» **Problem**
Reproduce exactly the lines below, starting with the line that contains "Convert this screenshot" and ending with the last line of the records, both included, and nothing else.

» **Web page and app entries**
= = = = =

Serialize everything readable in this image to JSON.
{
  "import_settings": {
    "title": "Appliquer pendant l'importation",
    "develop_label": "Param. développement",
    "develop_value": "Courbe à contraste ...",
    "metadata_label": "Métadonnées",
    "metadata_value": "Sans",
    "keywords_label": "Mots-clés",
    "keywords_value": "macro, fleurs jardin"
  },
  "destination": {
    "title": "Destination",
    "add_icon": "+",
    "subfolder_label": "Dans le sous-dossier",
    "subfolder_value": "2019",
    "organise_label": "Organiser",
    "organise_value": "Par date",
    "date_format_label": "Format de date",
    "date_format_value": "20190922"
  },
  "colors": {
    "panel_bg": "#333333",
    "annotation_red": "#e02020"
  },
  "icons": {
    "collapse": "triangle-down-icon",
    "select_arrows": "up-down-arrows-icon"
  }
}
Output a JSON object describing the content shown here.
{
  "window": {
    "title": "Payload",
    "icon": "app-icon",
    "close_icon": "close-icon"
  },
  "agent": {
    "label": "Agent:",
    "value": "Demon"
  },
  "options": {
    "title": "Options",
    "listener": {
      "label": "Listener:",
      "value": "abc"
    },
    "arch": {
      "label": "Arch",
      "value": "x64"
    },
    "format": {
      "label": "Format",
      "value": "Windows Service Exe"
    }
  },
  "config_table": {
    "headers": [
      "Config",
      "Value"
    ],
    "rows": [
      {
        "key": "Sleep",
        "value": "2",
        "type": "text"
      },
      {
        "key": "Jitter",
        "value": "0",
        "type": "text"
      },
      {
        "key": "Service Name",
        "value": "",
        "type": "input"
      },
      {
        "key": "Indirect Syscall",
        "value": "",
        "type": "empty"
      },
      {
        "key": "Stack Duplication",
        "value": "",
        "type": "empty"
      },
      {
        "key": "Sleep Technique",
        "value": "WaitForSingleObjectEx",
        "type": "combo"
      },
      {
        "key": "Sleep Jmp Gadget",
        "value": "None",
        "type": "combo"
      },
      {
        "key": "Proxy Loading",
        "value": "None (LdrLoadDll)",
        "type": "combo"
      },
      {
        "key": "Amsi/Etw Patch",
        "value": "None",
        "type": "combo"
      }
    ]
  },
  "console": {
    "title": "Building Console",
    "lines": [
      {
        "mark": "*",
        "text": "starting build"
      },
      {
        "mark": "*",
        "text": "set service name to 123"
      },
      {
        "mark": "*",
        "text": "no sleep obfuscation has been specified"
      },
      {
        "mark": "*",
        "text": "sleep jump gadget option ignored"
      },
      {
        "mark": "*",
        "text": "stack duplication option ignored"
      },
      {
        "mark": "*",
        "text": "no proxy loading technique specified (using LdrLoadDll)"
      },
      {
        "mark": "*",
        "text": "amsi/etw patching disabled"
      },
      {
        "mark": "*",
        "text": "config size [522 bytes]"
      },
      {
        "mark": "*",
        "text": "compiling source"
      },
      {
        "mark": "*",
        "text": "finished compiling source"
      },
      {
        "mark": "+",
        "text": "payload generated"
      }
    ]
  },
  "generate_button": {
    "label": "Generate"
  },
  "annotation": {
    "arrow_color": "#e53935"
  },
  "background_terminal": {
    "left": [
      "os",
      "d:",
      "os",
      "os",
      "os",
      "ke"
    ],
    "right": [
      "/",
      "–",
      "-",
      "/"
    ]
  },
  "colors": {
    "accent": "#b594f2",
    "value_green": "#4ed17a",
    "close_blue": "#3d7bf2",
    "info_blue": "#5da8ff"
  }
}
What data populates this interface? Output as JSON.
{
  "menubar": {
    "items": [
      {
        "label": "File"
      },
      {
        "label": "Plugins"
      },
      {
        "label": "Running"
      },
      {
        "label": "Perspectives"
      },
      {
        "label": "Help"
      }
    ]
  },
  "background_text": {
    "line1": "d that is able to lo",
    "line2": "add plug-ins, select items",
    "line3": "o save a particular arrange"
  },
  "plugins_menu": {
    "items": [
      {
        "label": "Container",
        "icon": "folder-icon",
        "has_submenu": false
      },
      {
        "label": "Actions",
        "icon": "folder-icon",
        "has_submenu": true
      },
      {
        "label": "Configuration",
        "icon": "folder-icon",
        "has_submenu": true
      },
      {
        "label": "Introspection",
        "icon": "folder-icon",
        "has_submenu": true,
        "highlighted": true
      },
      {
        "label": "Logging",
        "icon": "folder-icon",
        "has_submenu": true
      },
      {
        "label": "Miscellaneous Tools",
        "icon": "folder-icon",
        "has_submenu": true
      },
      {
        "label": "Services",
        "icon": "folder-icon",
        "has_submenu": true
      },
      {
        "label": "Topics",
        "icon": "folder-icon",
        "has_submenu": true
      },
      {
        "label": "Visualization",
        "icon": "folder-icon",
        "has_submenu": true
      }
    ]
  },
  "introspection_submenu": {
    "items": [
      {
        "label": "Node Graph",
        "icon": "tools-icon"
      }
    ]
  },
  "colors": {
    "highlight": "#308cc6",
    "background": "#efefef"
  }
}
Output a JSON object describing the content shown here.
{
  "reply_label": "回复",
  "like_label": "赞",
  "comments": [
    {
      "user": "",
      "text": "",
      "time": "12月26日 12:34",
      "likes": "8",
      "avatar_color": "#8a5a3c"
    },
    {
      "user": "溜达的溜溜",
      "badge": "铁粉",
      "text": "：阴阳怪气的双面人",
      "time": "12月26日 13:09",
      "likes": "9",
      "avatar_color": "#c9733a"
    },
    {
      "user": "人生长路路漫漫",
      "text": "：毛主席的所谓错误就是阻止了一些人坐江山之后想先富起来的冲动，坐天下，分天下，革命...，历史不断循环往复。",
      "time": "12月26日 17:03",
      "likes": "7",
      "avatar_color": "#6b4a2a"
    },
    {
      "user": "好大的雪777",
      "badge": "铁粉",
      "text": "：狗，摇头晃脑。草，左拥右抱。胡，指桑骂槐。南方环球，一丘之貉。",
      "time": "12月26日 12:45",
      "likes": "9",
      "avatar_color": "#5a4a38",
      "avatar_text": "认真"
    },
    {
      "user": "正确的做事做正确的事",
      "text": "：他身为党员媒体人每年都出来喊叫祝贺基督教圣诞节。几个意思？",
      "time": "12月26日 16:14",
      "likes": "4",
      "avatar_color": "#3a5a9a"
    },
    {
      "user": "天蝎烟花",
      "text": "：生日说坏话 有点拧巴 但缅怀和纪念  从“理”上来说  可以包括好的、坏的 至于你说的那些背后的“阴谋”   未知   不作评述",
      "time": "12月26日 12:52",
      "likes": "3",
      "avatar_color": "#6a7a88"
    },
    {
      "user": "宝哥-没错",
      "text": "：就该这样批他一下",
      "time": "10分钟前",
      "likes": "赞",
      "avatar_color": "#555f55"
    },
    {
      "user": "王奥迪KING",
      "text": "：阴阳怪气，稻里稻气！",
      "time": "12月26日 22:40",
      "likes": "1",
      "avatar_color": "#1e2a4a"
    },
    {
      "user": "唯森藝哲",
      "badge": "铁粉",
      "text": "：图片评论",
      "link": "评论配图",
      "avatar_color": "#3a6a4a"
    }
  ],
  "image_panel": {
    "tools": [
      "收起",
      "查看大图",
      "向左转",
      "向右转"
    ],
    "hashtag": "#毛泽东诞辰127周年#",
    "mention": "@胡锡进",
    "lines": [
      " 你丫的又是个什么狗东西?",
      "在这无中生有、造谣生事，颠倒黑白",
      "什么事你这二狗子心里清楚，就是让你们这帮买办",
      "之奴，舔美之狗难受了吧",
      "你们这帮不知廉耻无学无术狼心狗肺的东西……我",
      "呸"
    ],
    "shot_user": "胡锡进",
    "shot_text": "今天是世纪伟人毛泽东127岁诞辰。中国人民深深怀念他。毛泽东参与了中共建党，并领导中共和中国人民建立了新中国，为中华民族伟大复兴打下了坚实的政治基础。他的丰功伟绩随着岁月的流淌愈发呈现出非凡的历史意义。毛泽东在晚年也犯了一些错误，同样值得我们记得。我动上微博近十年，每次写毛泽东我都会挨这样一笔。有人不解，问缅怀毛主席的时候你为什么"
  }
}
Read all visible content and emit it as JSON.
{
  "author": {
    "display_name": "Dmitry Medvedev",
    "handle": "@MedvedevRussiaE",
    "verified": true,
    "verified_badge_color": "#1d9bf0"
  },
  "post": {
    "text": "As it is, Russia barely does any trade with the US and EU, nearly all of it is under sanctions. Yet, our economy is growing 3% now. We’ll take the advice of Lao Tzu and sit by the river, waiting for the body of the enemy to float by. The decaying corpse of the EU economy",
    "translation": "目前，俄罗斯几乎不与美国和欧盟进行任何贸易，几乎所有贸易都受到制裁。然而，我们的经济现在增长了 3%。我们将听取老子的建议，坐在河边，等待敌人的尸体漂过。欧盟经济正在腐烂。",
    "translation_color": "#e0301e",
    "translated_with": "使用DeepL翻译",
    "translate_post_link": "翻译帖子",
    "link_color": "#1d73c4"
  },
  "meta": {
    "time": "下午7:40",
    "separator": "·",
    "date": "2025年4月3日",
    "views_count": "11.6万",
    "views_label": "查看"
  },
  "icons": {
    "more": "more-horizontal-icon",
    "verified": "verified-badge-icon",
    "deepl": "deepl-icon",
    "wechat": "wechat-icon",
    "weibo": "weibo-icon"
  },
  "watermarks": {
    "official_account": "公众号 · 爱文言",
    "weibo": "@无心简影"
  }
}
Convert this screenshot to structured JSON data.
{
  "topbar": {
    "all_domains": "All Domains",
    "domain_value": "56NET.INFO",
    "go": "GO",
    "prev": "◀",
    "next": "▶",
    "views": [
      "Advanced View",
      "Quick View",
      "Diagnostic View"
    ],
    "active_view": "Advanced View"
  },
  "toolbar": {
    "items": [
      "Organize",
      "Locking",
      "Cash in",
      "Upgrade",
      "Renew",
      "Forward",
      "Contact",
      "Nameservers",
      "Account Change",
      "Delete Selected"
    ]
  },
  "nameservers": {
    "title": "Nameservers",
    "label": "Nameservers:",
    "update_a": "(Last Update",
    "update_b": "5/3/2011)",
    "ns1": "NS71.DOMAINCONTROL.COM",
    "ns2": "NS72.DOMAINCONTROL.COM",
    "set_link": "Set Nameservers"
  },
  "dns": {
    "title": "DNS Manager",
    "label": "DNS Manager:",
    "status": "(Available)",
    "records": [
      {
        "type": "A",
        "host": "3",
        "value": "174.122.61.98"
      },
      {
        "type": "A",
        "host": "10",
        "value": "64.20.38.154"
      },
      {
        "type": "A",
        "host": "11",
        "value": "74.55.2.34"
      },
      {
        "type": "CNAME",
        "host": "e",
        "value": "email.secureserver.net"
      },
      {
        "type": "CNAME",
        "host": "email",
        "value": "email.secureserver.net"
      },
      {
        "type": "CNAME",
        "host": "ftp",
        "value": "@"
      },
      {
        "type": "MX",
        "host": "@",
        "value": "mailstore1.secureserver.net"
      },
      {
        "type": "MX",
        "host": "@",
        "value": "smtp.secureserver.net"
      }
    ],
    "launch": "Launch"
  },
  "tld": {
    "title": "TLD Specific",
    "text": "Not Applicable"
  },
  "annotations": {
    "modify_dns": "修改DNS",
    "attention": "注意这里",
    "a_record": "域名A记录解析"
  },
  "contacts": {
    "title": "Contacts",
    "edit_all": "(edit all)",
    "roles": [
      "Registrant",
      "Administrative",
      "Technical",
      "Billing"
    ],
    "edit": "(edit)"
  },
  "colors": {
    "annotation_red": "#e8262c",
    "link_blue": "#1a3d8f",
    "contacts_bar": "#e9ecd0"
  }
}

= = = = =

» **Output for this task**
Convert this screenshot to structured JSON data.
{
  "topbar": {
    "all_domains": "All Domains",
    "domain_value": "56NET.INFO",
    "go": "GO",
    "prev": "◀",
    "next": "▶",
    "views": [
      "Advanced View",
      "Quick View",
      "Diagnostic View"
    ],
    "active_view": "Advanced View"
  },
  "toolbar": {
    "items": [
      "Organize",
      "Locking",
      "Cash in",
      "Upgrade",
      "Renew",
      "Forward",
      "Contact",
      "Nameservers",
      "Account Change",
      "Delete Selected"
    ]
  },
  "nameservers": {
    "title": "Nameservers",
    "label": "Nameservers:",
    "update_a": "(Last Update",
    "update_b": "5/3/2011)",
    "ns1": "NS71.DOMAINCONTROL.COM",
    "ns2": "NS72.DOMAINCONTROL.COM",
    "set_link": "Set Nameservers"
  },
  "dns": {
    "title": "DNS Manager",
    "label": "DNS Manager:",
    "status": "(Available)",
    "records": [
      {
        "type": "A",
        "host": "3",
        "value": "174.122.61.98"
      },
      {
        "type": "A",
        "host": "10",
        "value": "64.20.38.154"
      },
      {
        "type": "A",
        "host": "11",
        "value": "74.55.2.34"
      },
      {
        "type": "CNAME",
        "host": "e",
        "value": "email.secureserver.net"
      },
      {
        "type": "CNAME",
        "host": "email",
        "value": "email.secureserver.net"
      },
      {
        "type": "CNAME",
        "host": "ftp",
        "value": "@"
      },
      {
        "type": "MX",
        "host": "@",
        "value": "mailstore1.secureserver.net"
      },
      {
        "type": "MX",
        "host": "@",
        "value": "smtp.secureserver.net"
      }
    ],
    "launch": "Launch"
  },
  "tld": {
    "title": "TLD Specific",
    "text": "Not Applicable"
  },
  "annotations": {
    "modify_dns": "修改DNS",
    "attention": "注意这里",
    "a_record": "域名A记录解析"
  },
  "contacts": {
    "title": "Contacts",
    "edit_all": "(edit all)",
    "roles": [
      "Registrant",
      "Administrative",
      "Technical",
      "Billing"
    ],
    "edit": "(edit)"
  },
  "colors": {
    "annotation_red": "#e8262c",
    "link_blue": "#1a3d8f",
    "contacts_bar": "#e9ecd0"
  }
}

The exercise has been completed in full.